(Data about app and page elements)
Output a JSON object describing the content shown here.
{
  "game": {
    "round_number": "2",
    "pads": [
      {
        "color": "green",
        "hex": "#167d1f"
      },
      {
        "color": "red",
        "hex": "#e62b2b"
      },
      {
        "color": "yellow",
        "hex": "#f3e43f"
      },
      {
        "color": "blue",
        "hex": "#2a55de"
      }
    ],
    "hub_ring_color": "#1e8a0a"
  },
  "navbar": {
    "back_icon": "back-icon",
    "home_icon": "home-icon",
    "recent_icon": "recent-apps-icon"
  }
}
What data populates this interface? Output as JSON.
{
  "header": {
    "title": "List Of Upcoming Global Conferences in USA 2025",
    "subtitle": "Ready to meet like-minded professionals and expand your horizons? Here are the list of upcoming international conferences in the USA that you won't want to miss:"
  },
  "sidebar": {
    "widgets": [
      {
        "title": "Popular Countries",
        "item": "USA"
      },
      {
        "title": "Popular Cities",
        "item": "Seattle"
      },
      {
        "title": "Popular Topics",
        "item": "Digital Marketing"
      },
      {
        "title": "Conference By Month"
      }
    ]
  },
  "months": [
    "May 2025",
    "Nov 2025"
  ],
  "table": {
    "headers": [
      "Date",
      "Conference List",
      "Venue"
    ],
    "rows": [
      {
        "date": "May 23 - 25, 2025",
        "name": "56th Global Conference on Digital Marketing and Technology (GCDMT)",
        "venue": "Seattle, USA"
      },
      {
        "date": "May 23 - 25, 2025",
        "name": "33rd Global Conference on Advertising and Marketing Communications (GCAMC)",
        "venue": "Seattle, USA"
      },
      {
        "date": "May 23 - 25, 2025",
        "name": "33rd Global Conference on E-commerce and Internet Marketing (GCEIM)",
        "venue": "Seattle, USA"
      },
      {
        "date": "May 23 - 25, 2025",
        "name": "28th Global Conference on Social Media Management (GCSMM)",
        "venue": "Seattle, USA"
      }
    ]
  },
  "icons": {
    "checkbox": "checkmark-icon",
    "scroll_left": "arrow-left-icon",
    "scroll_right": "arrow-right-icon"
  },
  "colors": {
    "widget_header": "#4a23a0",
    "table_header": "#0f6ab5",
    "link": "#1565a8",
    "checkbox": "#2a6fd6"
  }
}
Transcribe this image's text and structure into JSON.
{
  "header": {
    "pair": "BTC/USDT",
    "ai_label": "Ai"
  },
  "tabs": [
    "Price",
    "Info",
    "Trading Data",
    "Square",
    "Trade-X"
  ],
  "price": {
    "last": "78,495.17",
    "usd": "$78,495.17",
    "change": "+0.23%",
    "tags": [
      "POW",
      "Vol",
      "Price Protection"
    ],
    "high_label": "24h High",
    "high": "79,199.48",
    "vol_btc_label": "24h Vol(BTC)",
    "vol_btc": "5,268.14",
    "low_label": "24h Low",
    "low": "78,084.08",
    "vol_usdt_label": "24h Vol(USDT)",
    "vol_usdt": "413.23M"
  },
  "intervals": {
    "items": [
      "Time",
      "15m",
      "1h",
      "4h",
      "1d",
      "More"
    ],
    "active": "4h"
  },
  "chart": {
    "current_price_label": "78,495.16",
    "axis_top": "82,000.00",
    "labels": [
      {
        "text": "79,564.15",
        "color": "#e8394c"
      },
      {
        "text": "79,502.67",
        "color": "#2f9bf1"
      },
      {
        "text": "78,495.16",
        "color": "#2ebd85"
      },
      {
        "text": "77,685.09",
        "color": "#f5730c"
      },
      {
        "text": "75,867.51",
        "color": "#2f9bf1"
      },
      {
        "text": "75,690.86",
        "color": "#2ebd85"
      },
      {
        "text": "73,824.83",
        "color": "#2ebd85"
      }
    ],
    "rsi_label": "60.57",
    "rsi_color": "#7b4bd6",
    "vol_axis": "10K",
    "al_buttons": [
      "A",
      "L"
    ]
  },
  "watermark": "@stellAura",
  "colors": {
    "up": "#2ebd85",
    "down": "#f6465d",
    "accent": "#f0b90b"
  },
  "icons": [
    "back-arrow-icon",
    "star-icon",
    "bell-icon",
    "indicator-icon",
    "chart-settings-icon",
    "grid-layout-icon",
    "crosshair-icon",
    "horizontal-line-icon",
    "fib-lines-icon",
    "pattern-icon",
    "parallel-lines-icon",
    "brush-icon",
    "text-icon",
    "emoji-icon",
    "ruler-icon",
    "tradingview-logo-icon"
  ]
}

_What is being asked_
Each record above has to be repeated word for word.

_Answer space_
Output a JSON object describing the content shown here.
{
  "game": {
    "round_number": "2",
    "pads": [
      {
        "color": "green",
        "hex": "#167d1f"
      },
      {
        "color": "red",
        "hex": "#e62b2b"
      },
      {
        "color": "yellow",
        "hex": "#f3e43f"
      },
      {
        "color": "blue",
        "hex": "#2a55de"
      }
    ],
    "hub_ring_color": "#1e8a0a"
  },
  "navbar": {
    "back_icon": "back-icon",
    "home_icon": "home-icon",
    "recent_icon": "recent-apps-icon"
  }
}
What data populates this interface? Output as JSON.
{
  "header": {
    "title": "List Of Upcoming Global Conferences in USA 2025",
    "subtitle": "Ready to meet like-minded professionals and expand your horizons? Here are the list of upcoming international conferences in the USA that you won't want to miss:"
  },
  "sidebar": {
    "widgets": [
      {
        "title": "Popular Countries",
        "item": "USA"
      },
      {
        "title": "Popular Cities",
        "item": "Seattle"
      },
      {
        "title": "Popular Topics",
        "item": "Digital Marketing"
      },
      {
        "title": "Conference By Month"
      }
    ]
  },
  "months": [
    "May 2025",
    "Nov 2025"
  ],
  "table": {
    "headers": [
      "Date",
      "Conference List",
      "Venue"
    ],
    "rows": [
      {
        "date": "May 23 - 25, 2025",
        "name": "56th Global Conference on Digital Marketing and Technology (GCDMT)",
        "venue": "Seattle, USA"
      },
      {
        "date": "May 23 - 25, 2025",
        "name": "33rd Global Conference on Advertising and Marketing Communications (GCAMC)",
        "venue": "Seattle, USA"
      },
      {
        "date": "May 23 - 25, 2025",
        "name": "33rd Global Conference on E-commerce and Internet Marketing (GCEIM)",
        "venue": "Seattle, USA"
      },
      {
        "date": "May 23 - 25, 2025",
        "name": "28th Global Conference on Social Media Management (GCSMM)",
        "venue": "Seattle, USA"
      }
    ]
  },
  "icons": {
    "checkbox": "checkmark-icon",
    "scroll_left": "arrow-left-icon",
    "scroll_right": "arrow-right-icon"
  },
  "colors": {
    "widget_header": "#4a23a0",
    "table_header": "#0f6ab5",
    "link": "#1565a8",
    "checkbox": "#2a6fd6"
  }
}
Transcribe this image's text and structure into JSON.
{
  "header": {
    "pair": "BTC/USDT",
    "ai_label": "Ai"
  },
  "tabs": [
    "Price",
    "Info",
    "Trading Data",
    "Square",
    "Trade-X"
  ],
  "price": {
    "last": "78,495.17",
    "usd": "$78,495.17",
    "change": "+0.23%",
    "tags": [
      "POW",
      "Vol",
      "Price Protection"
    ],
    "high_label": "24h High",
    "high": "79,199.48",
    "vol_btc_label": "24h Vol(BTC)",
    "vol_btc": "5,268.14",
    "low_label": "24h Low",
    "low": "78,084.08",
    "vol_usdt_label": "24h Vol(USDT)",
    "vol_usdt": "413.23M"
  },
  "intervals": {
    "items": [
      "Time",
      "15m",
      "1h",
      "4h",
      "1d",
      "More"
    ],
    "active": "4h"
  },
  "chart": {
    "current_price_label": "78,495.16",
    "axis_top": "82,000.00",
    "labels": [
      {
        "text": "79,564.15",
        "color": "#e8394c"
      },
      {
        "text": "79,502.67",
        "color": "#2f9bf1"
      },
      {
        "text": "78,495.16",
        "color": "#2ebd85"
      },
      {
        "text": "77,685.09",
        "color": "#f5730c"
      },
      {
        "text": "75,867.51",
        "color": "#2f9bf1"
      },
      {
        "text": "75,690.86",
        "color": "#2ebd85"
      },
      {
        "text": "73,824.83",
        "color": "#2ebd85"
      }
    ],
    "rsi_label": "60.57",
    "rsi_color": "#7b4bd6",
    "vol_axis": "10K",
    "al_buttons": [
      "A",
      "L"
    ]
  },
  "watermark": "@stellAura",
  "colors": {
    "up": "#2ebd85",
    "down": "#f6465d",
    "accent": "#f0b90b"
  },
  "icons": [
    "back-arrow-icon",
    "star-icon",
    "bell-icon",
    "indicator-icon",
    "chart-settings-icon",
    "grid-layout-icon",
    "crosshair-icon",
    "horizontal-line-icon",
    "fib-lines-icon",
    "pattern-icon",
    "parallel-lines-icon",
    "brush-icon",
    "text-icon",
    "emoji-icon",
    "ruler-icon",
    "tradingview-logo-icon"
  ]
}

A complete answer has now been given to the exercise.